• Work required:
Gather all lines with "Live" from the records.

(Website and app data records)
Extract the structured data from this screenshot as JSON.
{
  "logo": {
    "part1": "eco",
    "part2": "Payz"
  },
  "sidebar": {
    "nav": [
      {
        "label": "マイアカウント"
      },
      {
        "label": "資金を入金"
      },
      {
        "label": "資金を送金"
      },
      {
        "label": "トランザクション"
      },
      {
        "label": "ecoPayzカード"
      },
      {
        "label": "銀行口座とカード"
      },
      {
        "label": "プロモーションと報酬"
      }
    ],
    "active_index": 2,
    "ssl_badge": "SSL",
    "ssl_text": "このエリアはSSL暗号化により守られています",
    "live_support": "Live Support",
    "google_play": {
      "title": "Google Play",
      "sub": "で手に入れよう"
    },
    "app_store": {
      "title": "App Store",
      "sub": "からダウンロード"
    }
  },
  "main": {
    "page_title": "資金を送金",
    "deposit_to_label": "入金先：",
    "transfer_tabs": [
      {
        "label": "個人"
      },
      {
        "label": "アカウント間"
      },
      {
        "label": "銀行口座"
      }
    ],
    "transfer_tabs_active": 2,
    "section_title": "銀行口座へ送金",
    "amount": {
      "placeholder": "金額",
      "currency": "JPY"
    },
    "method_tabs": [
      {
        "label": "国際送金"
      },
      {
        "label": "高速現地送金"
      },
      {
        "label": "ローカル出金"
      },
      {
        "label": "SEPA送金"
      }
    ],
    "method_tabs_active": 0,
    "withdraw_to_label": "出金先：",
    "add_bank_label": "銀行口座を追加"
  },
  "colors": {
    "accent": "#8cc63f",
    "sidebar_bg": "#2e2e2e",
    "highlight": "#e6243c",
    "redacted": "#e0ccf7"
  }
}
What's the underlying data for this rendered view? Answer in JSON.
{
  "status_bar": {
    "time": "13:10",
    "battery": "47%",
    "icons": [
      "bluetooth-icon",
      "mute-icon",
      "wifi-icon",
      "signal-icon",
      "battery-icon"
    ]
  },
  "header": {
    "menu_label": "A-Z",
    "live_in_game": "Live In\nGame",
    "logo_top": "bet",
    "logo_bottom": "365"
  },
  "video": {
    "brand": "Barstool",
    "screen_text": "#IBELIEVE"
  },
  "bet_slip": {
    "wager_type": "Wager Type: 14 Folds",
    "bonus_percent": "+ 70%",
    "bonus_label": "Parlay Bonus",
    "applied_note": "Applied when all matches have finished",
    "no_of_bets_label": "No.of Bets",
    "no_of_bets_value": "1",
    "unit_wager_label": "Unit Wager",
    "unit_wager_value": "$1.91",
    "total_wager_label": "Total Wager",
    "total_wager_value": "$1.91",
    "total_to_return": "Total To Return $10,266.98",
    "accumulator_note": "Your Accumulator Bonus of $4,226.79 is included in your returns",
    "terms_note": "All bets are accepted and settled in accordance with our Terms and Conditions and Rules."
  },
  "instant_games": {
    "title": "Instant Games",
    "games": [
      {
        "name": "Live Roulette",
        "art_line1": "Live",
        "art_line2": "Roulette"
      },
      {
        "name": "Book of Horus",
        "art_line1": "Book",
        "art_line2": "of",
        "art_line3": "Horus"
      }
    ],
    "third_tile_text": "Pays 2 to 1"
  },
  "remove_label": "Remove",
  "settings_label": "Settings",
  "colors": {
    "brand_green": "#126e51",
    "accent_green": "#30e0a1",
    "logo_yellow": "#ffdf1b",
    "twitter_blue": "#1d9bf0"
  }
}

• Result of the task:
    "live_support": "Live Support",
    "live_in_game": "Live In\nGame",
        "name": "Live Roulette",
        "art_line1": "Live",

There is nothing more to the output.